Studying at LSE has always been about more than lectures, seminars and reading lists, writes LSE Archivist Sue Donnelly. The history of the Grimshaw Club indicates the length of the tradition of engagements and interest in the world beyond LSE.
The Grimshaw Club is probably the oldest student society at LSE. The Students’ Union was initially set up in 1897 as the Economics Students’ Union but by the 1920s the School’s Director, William Beveridge, was keen for the Students’ Union to develop its programme of pastoral and intellectual support for students.
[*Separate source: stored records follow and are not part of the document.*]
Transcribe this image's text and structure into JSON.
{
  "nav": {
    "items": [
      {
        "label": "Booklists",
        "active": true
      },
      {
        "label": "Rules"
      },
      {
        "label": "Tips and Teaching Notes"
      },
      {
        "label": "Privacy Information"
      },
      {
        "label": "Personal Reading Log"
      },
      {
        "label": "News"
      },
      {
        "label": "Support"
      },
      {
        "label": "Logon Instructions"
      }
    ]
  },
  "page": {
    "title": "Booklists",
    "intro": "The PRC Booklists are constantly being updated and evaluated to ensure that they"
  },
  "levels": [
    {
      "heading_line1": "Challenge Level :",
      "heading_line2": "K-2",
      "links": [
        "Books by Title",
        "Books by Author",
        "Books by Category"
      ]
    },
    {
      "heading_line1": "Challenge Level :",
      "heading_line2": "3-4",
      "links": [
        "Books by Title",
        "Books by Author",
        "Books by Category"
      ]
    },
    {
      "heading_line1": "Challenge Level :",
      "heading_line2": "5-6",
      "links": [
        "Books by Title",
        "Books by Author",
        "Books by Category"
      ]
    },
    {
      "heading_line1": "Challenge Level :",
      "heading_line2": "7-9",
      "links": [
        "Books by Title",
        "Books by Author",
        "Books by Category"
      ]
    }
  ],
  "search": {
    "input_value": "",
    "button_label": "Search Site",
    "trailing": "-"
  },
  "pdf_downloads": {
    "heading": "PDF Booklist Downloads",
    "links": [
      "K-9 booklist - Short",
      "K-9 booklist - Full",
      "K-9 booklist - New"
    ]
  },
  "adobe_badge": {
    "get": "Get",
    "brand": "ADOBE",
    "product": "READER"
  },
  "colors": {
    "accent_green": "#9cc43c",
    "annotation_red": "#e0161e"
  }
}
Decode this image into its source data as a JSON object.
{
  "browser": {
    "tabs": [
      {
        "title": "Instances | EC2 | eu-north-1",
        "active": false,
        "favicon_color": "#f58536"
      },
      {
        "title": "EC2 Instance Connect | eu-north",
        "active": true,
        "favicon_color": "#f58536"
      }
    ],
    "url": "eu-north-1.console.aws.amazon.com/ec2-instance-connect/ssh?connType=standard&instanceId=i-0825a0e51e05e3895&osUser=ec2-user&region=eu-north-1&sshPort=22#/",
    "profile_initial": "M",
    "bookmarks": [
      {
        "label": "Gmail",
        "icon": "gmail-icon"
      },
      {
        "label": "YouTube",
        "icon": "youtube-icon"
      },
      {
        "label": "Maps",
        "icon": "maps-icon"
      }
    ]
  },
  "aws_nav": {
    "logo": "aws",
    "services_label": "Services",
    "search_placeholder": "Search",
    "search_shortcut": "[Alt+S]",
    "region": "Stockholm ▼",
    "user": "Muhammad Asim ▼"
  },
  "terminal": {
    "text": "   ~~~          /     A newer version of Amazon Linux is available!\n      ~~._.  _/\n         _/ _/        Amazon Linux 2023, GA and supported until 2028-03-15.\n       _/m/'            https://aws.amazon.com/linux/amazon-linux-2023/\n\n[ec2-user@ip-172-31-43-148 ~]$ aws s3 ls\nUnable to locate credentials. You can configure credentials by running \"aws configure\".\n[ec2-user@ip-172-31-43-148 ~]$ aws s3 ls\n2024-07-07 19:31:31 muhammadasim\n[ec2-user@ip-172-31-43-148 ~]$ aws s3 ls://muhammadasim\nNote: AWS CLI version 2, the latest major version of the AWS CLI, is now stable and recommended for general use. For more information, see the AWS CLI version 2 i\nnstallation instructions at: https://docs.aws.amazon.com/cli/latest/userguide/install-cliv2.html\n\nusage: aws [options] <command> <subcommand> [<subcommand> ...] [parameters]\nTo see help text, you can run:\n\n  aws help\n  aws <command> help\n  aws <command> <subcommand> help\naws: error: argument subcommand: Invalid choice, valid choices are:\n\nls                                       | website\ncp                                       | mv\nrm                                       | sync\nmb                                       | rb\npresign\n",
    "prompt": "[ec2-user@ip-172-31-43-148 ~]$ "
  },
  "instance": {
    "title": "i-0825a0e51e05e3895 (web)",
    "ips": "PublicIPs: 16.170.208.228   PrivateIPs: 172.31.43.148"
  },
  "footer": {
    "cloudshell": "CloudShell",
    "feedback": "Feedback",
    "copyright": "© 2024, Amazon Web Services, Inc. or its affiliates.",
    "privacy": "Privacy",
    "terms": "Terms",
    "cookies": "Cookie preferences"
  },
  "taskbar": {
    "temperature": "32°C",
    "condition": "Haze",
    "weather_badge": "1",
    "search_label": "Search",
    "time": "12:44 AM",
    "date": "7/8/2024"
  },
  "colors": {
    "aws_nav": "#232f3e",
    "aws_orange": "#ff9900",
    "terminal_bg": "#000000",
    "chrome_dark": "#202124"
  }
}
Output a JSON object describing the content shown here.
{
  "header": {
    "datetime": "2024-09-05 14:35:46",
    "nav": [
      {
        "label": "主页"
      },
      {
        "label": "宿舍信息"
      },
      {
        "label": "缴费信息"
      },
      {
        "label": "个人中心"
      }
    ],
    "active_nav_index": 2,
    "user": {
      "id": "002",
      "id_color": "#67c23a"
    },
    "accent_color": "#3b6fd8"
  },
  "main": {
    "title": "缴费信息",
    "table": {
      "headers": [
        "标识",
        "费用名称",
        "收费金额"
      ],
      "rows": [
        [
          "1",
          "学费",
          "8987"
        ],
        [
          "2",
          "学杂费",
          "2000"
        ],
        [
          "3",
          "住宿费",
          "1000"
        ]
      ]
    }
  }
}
The Grimshaw Club was founded around 1923 at a time when international relations was developing as a discipline.
In 1924 Philip Noel-Baker was appointed to the Sir Ernest Cassell Chair of International Relations and on oration day 1927 Beveridge announced to opening a new department of International Relations seeking to unite work in international law, international history and the study of contemporary diplomacy and inter-government relations. A Professorial Council minute of 1930 referred to the Department of International Relations although it was commonly called the Department of International Studies. Already from 1927 International Law and Relations had appeared as a special subject in the revised BSc (Econ) – LSE’s main degree course. The first students taking the specialism graduated in 1930. In the same year Charles Manning was appointed to the Cassel Chair of International Relations, a post he retained until 1962.
The club was named after an LSE economist Harold Atheling Grimshaw. Grimshaw, a Yorkshire man, was born in 1880 and graduated with a BSc (Econ) with the special subject of public administration in 1916, having won the Gladstone Memorial Prize in 1914. The prize was awarded annually to the student with the best aggregate marks for papers in economics and the British constitution in the Intermediate Examination for the BSc Economics. He was President of the Students’ Union in 1916-17 and obtained an MSc (Econ) in 1918. After a short period as an assistant lecturer in the Department of Public Administration, Grimshaw took up a post with the International Labour Office of the League of Nations. He died suddenly in 1929 of a lung infection following a long research tour into the issue of forced labour in colonial administrations, during which he had visited Java and South Africa.
There is little surviving information about the early programmes of the Grimshaw Club but it is likely that it mainly followed a programme of talks, seminars and discussions. A feature of recent years has been a series of study trips which have included Madrid, Israel, Lebanon, North Korea, Russia and Hungary. The trips provide an opportunity to obtain direct experience of a country and to meet with politicians, non-governmental organisations, journalists and other students.
Contributed by Sue Donnelly (LSE Archivist)